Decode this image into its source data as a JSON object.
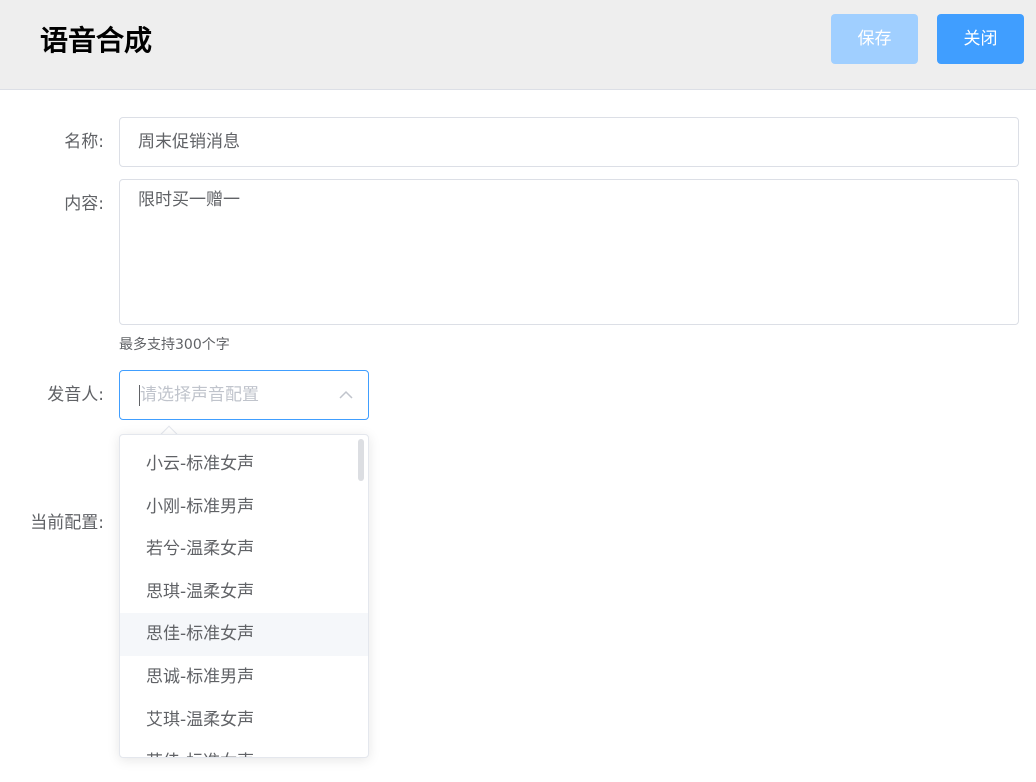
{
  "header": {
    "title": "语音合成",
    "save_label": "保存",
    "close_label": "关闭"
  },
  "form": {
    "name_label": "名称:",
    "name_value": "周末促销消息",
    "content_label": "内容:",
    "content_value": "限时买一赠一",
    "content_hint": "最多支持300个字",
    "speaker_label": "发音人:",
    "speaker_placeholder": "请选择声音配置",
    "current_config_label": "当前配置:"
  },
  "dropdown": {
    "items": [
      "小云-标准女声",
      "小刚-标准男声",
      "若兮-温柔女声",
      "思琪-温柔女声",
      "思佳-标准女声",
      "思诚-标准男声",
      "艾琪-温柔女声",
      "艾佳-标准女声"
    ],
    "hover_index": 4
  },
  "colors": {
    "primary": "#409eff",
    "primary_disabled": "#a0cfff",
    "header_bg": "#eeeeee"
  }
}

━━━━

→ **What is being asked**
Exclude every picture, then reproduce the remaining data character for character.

→ **Solution for this task**
Decode this image into its source data as a JSON object.
{
  "header": {
    "title": "语音合成",
    "save_label": "保存",
    "close_label": "关闭"
  },
  "form": {
    "name_label": "名称:",
    "name_value": "周末促销消息",
    "content_label": "内容:",
    "content_value": "限时买一赠一",
    "content_hint": "最多支持300个字",
    "speaker_label": "发音人:",
    "speaker_placeholder": "请选择声音配置",
    "current_config_label": "当前配置:"
  },
  "dropdown": {
    "items": [
      "小云-标准女声",
      "小刚-标准男声",
      "若兮-温柔女声",
      "思琪-温柔女声",
      "思佳-标准女声",
      "思诚-标准男声",
      "艾琪-温柔女声",
      "艾佳-标准女声"
    ],
    "hover_index": 4
  },
  "colors": {
    "primary": "#409eff",
    "primary_disabled": "#a0cfff",
    "header_bg": "#eeeeee"
  }
}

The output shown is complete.